━━━ THE INPUT ━━━

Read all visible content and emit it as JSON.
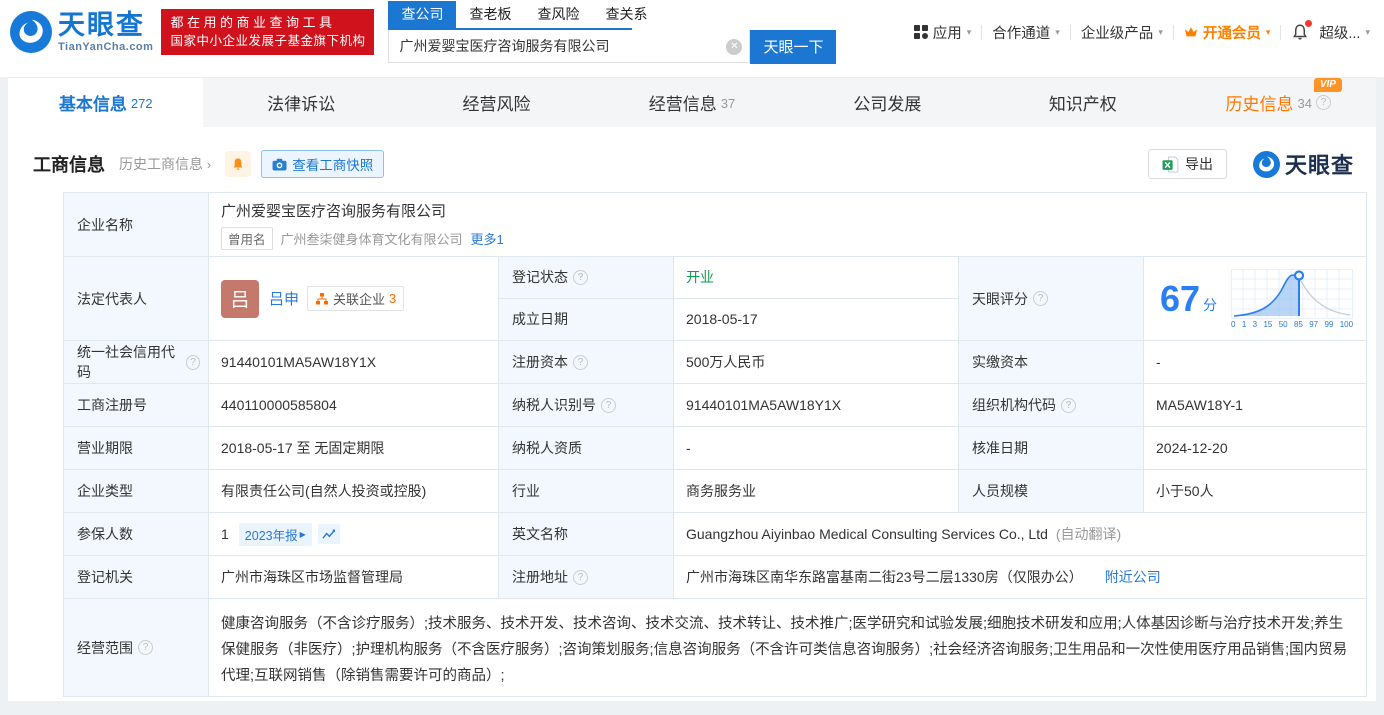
{
  "ui": {
    "caret": "▾",
    "arrow": "›",
    "qmark": "?",
    "clear": "✕",
    "vip": "VIP",
    "dash": "-"
  },
  "header": {
    "logo_text": "天眼查",
    "logo_sub": "TianYanCha.com",
    "promo_line1": "都在用的商业查询工具",
    "promo_line2": "国家中小企业发展子基金旗下机构",
    "search_tabs": [
      "查公司",
      "查老板",
      "查风险",
      "查关系"
    ],
    "search_value": "广州爱婴宝医疗咨询服务有限公司",
    "search_button": "天眼一下",
    "menu": [
      "应用",
      "合作通道",
      "企业级产品",
      "开通会员",
      "超级..."
    ]
  },
  "nav_tabs": [
    {
      "label": "基本信息",
      "count": "272"
    },
    {
      "label": "法律诉讼",
      "count": ""
    },
    {
      "label": "经营风险",
      "count": ""
    },
    {
      "label": "经营信息",
      "count": "37"
    },
    {
      "label": "公司发展",
      "count": ""
    },
    {
      "label": "知识产权",
      "count": ""
    },
    {
      "label": "历史信息",
      "count": "34"
    }
  ],
  "section": {
    "title": "工商信息",
    "history_link": "历史工商信息",
    "snapshot_button": "查看工商快照",
    "export_button": "导出",
    "watermark": "天眼查"
  },
  "info": {
    "company_name_label": "企业名称",
    "company_name": "广州爱婴宝医疗咨询服务有限公司",
    "former_tag": "曾用名",
    "former_name": "广州叁柒健身体育文化有限公司",
    "more_link": "更多1",
    "legal_rep_label": "法定代表人",
    "avatar_char": "吕",
    "legal_rep": "吕申",
    "related_label": "关联企业",
    "related_count": "3",
    "reg_status_label": "登记状态",
    "reg_status": "开业",
    "est_date_label": "成立日期",
    "est_date": "2018-05-17",
    "score_label": "天眼评分",
    "credit_code_label": "统一社会信用代码",
    "credit_code": "91440101MA5AW18Y1X",
    "reg_capital_label": "注册资本",
    "reg_capital": "500万人民币",
    "paid_capital_label": "实缴资本",
    "paid_capital": "-",
    "reg_number_label": "工商注册号",
    "reg_number": "440110000585804",
    "taxpayer_id_label": "纳税人识别号",
    "taxpayer_id": "91440101MA5AW18Y1X",
    "org_code_label": "组织机构代码",
    "org_code": "MA5AW18Y-1",
    "biz_term_label": "营业期限",
    "biz_term": "2018-05-17 至 无固定期限",
    "taxpayer_qual_label": "纳税人资质",
    "taxpayer_qual": "-",
    "approval_date_label": "核准日期",
    "approval_date": "2024-12-20",
    "company_type_label": "企业类型",
    "company_type": "有限责任公司(自然人投资或控股)",
    "industry_label": "行业",
    "industry": "商务服务业",
    "staff_size_label": "人员规模",
    "staff_size": "小于50人",
    "insured_label": "参保人数",
    "insured": "1",
    "annual_report_tag": "2023年报",
    "english_name_label": "英文名称",
    "english_name": "Guangzhou Aiyinbao Medical Consulting Services Co., Ltd",
    "auto_translate": "(自动翻译)",
    "reg_authority_label": "登记机关",
    "reg_authority": "广州市海珠区市场监督管理局",
    "address_label": "注册地址",
    "address": "广州市海珠区南华东路富基南二街23号二层1330房（仅限办公）",
    "nearby_link": "附近公司",
    "scope_label": "经营范围",
    "scope": "健康咨询服务（不含诊疗服务）;技术服务、技术开发、技术咨询、技术交流、技术转让、技术推广;医学研究和试验发展;细胞技术研发和应用;人体基因诊断与治疗技术开发;养生保健服务（非医疗）;护理机构服务（不含医疗服务）;咨询策划服务;信息咨询服务（不含许可类信息咨询服务）;社会经济咨询服务;卫生用品和一次性使用医疗用品销售;国内贸易代理;互联网销售（除销售需要许可的商品）;"
  },
  "score": {
    "value": "67",
    "unit": "分",
    "axis": [
      "0",
      "1",
      "3",
      "15",
      "50",
      "85",
      "97",
      "99",
      "100"
    ],
    "accent_color": "#2a7ff6"
  }
}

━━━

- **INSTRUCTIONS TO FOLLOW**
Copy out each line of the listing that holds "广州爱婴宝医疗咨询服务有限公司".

- **TASK SOLUTION**
    "search_value": "广州爱婴宝医疗咨询服务有限公司",
    "company_name": "广州爱婴宝医疗咨询服务有限公司",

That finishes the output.